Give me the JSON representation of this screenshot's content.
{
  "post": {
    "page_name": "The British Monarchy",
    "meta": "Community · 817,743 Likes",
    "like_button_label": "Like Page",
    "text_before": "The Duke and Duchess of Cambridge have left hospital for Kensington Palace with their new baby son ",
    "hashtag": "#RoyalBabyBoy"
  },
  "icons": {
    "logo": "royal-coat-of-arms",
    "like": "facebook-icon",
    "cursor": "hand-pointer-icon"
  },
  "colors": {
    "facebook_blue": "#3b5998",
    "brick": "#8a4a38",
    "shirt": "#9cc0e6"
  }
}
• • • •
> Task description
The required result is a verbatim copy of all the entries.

> Reply to the exercise
Give me the JSON representation of this screenshot's content.
{
  "post": {
    "page_name": "The British Monarchy",
    "meta": "Community · 817,743 Likes",
    "like_button_label": "Like Page",
    "text_before": "The Duke and Duchess of Cambridge have left hospital for Kensington Palace with their new baby son ",
    "hashtag": "#RoyalBabyBoy"
  },
  "icons": {
    "logo": "royal-coat-of-arms",
    "like": "facebook-icon",
    "cursor": "hand-pointer-icon"
  },
  "colors": {
    "facebook_blue": "#3b5998",
    "brick": "#8a4a38",
    "shirt": "#9cc0e6"
  }
}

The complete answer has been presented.